> _EXERCISE AIM_: What lines below contain the word "ustawienia"? Please pull each one out.

>>

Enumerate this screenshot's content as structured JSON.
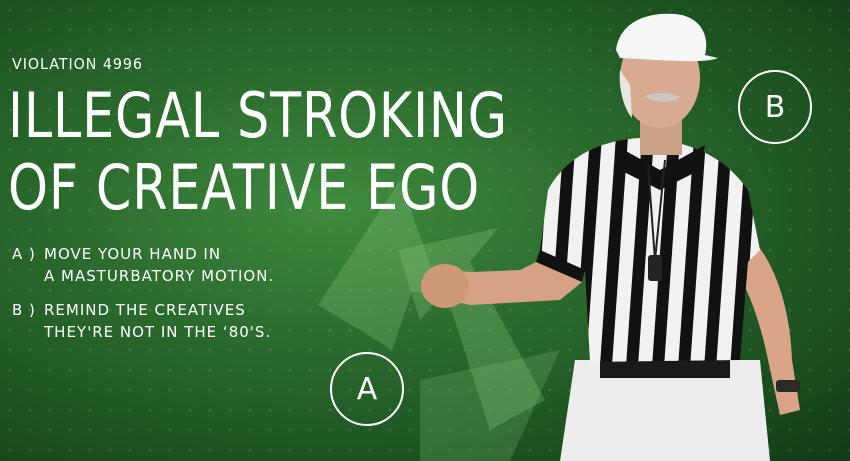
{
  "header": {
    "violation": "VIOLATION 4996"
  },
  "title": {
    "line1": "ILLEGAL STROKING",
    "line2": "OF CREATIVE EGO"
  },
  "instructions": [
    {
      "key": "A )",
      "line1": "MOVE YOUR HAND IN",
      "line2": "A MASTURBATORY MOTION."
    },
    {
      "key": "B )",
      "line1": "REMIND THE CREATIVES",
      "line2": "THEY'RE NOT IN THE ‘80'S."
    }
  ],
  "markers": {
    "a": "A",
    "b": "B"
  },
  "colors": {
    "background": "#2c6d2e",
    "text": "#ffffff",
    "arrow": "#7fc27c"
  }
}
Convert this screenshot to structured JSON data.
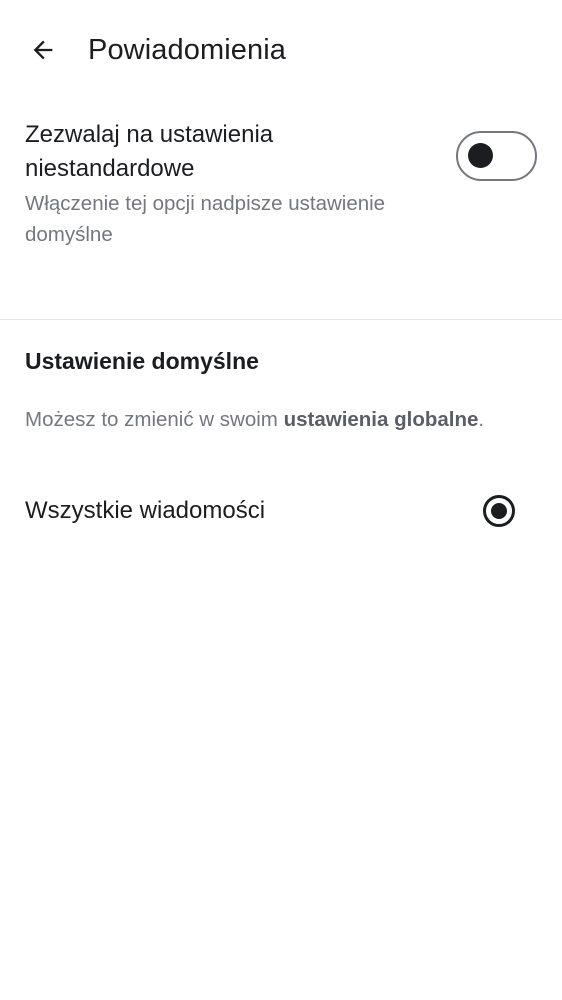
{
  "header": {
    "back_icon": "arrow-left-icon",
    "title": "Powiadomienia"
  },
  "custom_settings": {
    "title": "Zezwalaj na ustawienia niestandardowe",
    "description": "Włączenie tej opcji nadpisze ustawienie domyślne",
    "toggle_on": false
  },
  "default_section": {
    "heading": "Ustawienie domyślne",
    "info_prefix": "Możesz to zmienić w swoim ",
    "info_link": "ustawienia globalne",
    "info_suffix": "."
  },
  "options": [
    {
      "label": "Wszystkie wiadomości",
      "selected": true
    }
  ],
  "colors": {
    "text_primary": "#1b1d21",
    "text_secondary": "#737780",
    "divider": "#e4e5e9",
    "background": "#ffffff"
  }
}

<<
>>

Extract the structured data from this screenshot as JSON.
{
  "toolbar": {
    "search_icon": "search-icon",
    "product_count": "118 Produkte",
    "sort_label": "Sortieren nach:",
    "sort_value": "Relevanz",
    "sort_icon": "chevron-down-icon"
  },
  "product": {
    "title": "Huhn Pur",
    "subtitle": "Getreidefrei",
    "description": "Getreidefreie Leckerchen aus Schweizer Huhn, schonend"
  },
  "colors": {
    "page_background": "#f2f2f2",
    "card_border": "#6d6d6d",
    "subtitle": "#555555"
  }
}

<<

> _RESULT_:
    "title": "Zezwalaj na ustawienia niestandardowe",
    "info_link": "ustawienia globalne",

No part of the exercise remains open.